with several related firms to form the Insurance Service
Dating some of these maps proved to be a major problem.
Over the years, almost all of the Iowa Insurance Bureau maps
were corrected and updated by pencil drawings or pasted-on
additions, In most cases it was impossible to determine when
this updating ended, so these maps are dated in the following
form: 1939- . This indicates the
date the map was originally drawn, and that tile map was
revised at some uncertain later date, Whenever the date of
tile last additions and corrections Could be determined, the
following format Was used: February 1937-june 1954. This means
that the original map was drawn in 1937, but corrected in 1954
to reflect new conditions in the town.
Determining the number of pages for each map was sometimes
difficult. Many of the updated maps have overlays, handwritten
notes and sketches, and unnumbered additional sheets. To
simplify this situation, we used the number on the last
numbered page as the total number of pages for the map. Users
should be aware that many of the maps are actually longer than
the page number suggests. Also, many of the maps for larger
Iowa cities were issued in several volumes.
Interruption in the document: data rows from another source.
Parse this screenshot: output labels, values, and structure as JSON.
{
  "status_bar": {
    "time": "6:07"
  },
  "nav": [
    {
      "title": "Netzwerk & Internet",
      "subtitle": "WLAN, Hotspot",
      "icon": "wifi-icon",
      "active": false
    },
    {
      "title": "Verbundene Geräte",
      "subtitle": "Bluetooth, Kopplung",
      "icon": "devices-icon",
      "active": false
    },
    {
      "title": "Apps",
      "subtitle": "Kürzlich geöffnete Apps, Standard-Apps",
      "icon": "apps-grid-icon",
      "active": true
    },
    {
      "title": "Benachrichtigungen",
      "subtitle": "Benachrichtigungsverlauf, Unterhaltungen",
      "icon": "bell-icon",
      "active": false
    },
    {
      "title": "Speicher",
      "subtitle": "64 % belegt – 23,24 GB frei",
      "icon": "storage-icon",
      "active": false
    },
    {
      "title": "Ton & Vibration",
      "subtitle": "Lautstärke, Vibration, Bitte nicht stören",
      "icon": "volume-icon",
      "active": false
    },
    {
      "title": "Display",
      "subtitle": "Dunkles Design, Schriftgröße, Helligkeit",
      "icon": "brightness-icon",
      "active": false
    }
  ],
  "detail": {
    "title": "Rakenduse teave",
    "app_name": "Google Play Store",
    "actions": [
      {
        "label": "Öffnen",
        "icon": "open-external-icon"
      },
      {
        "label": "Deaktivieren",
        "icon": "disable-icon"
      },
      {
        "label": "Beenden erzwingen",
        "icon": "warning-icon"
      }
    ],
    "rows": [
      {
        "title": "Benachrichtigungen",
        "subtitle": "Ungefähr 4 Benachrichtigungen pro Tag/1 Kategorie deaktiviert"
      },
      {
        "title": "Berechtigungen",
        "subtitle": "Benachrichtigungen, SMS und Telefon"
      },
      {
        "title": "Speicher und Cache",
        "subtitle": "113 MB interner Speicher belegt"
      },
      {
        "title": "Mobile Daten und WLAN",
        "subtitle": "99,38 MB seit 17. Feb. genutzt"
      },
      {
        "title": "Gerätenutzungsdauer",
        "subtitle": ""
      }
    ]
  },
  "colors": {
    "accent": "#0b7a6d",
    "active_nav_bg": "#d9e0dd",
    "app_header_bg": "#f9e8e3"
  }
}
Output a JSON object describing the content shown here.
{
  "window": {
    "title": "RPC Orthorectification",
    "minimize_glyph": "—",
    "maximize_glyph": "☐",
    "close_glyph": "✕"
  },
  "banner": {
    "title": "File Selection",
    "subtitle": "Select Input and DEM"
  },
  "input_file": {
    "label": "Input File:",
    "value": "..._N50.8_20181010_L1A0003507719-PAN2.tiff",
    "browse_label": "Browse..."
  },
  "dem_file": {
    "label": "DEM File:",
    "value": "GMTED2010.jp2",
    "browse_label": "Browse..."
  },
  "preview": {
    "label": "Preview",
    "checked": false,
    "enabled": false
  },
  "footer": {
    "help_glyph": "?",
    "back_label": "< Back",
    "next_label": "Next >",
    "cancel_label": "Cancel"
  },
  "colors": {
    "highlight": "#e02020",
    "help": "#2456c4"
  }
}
This has been
ignored here; the page figure given includes the total number
of sheets in all the volumes.
Town names likewise presented a challenge to the compilers.
Town names were spelled exactly as they appeared on the maps
with cross-references provided so that readers can find all
the maps for a specific town. The town of Sutherland, for
example, apparently spelled its name "Southerland"
until sometime in the early twentieth century. Thus, it is
listed under both names, with appropriate cross-references.
Name changes can be historically interesting in themselves.
Germania, Iowa is no longer on the map, although early fire
insurance maps show it to be a large and thriving town.
Investigation revealed that the town changed its name to
Lakota in 1918, an event that will not surprise any student of
the World War I era anti-German hysteria in the United States.
Each town listing includes the county it is located in (or
counties, in the case of towns which cross county lines).
These maps tell many stories of growth and change. Not all
are happy. The map of Percy, for example, bears the laconic,
handwritten notation, "rates cancelled, . . . town site
under Red Rock dam." Yet without this map, little would
remain of Percy, save the fading memories of its former